Celtic travel to Brittany for our opening Europa League group game against Stade Rennais and it’s a pretty tough opening game, on paper at least.
Rennes is known for art and culture, and the club for its fabulous youth system while both supports are famed for celebrating their Celtic origins and the last time the clubs met, the Roazhon Celtic Kop Ultras unveiled a banner which proudly stated: “Celtic Nations against racism”.
So, there should be no problems for the thousands of Celtic fans that are travelling to France this week.
On the pitch, Rennes are French Cup winners and are sitting second in Ligue 1 and, much like the Hoops, go into this game with incredible form in Ligue 1 with 10 points from five games including a very credible victory over Paris Saint-Germain.
That said, they have failed to win their last two games while Celtic haven’t lost a game since our defeat to Cluj in the Champions League and have momentum domestically – though this is a different level.
Celtic appeared sharp for the first 20-30 minutes against Hamilton and Elyounoussi was at the forefront of most of the attacks, both he and Forrest will be pivotal in creating chances against what will be far tougher opponents.
Of course, the Champions League is a fake competition where the branding acts like an Instagram filter removing the blemishes of its lopsidedness and boredom until the knockout stages, whereas we like to think The Europa League at this stage is more honest!
The clubs have unfiltered limitations and quirks that come with being shut out of the elite. It’s treated as an after-thought by UEFA and panders to the elite league sides as it progresses.
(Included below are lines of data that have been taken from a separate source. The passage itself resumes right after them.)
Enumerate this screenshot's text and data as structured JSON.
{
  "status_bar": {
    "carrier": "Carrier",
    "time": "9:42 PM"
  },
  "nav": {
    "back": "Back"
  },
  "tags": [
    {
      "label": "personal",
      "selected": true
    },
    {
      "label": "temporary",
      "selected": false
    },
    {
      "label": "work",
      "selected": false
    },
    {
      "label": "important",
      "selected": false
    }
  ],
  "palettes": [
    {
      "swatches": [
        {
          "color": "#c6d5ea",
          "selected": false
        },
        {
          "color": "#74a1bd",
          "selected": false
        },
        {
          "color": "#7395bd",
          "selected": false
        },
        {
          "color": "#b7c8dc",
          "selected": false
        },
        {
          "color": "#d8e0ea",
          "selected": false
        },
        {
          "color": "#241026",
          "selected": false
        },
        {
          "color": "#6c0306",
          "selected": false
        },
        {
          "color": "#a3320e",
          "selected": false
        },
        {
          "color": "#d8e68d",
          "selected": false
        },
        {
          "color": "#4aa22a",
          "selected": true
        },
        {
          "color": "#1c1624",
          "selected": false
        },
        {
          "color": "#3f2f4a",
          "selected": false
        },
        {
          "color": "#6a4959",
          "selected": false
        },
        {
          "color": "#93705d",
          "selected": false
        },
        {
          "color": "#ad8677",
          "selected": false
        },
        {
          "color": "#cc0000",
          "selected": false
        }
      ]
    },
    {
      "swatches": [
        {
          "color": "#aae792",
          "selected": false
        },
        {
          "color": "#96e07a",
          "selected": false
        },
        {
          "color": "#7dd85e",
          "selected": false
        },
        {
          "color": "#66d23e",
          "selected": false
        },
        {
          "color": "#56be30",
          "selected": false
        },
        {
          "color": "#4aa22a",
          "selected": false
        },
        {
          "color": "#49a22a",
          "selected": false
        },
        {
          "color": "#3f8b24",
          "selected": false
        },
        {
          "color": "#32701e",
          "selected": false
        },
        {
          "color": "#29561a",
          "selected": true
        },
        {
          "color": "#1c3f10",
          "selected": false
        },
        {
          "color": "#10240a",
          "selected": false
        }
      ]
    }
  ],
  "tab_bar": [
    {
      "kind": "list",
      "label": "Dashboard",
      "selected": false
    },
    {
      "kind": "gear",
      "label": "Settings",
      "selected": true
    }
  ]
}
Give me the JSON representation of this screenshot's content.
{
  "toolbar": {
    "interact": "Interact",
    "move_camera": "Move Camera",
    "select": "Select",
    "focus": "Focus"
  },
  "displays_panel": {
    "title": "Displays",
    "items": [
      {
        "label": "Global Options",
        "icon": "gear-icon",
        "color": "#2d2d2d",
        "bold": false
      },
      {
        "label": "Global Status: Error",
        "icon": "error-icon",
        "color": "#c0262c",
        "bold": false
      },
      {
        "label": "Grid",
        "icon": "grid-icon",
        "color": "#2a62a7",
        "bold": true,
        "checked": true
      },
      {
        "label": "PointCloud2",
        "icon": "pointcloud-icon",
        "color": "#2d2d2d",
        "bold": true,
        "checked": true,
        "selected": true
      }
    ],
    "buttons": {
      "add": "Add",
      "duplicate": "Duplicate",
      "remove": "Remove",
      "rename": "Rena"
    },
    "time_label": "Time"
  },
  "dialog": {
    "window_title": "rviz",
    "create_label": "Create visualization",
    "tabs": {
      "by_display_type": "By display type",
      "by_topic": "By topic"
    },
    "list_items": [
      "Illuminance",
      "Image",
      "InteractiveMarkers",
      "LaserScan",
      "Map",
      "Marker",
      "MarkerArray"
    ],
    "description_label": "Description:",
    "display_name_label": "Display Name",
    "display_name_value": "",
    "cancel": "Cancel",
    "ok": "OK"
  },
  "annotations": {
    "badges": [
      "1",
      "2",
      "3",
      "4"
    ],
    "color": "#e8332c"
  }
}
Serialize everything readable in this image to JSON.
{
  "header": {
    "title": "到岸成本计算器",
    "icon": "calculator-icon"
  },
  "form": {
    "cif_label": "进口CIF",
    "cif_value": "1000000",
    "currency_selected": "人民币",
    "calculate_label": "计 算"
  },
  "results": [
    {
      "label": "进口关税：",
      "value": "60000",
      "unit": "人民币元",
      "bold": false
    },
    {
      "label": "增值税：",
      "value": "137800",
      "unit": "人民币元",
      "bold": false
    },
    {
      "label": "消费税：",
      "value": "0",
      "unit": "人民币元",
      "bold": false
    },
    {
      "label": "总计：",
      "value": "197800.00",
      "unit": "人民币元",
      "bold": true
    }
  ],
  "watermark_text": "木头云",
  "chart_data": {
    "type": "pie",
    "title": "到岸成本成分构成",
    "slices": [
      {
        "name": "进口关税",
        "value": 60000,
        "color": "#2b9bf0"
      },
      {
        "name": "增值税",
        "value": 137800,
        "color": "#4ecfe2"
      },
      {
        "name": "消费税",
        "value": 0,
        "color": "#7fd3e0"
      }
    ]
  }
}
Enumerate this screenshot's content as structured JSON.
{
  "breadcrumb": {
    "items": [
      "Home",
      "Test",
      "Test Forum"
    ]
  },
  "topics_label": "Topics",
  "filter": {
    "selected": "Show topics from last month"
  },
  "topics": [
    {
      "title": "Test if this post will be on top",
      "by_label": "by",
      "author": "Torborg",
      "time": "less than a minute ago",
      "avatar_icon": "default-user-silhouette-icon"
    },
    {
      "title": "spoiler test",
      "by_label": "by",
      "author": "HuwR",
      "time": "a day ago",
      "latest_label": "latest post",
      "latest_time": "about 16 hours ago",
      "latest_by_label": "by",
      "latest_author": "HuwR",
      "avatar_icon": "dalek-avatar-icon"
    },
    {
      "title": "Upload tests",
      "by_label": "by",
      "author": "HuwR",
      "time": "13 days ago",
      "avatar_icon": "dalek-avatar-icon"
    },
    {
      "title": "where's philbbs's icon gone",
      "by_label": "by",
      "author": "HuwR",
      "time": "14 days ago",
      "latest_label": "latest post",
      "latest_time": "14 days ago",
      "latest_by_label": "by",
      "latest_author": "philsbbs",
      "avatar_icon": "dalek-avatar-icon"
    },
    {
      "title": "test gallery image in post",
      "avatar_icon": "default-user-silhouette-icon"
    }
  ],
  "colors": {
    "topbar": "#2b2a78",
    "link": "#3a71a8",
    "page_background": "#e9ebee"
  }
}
But, Celtic are playing a team from an elite league and a side that gave Arsenal the run around last season – not to mention a team that seems to have improved since then.
Given these facts, then we will probably see a more pragmatic Celtic and Neil Lennon may look to sacrifice one of our wide forwards for an extra body in the middle of the park in order to try and keep our shape, keep our concentration; and if we do that we will see what happens.
Economic factors get used as a measure of why we can’t compete in Europe, and with good reason. While Celtic have a budget that is larger than most at this level, the limitations of our domestic league hamper us.
Whilst we have the resource to overcome this, we seem incapable of doing it on a consistent basis. It will take our best performance of the season for us to get anything against Rennes and, at the moment, a score draw would be a great result.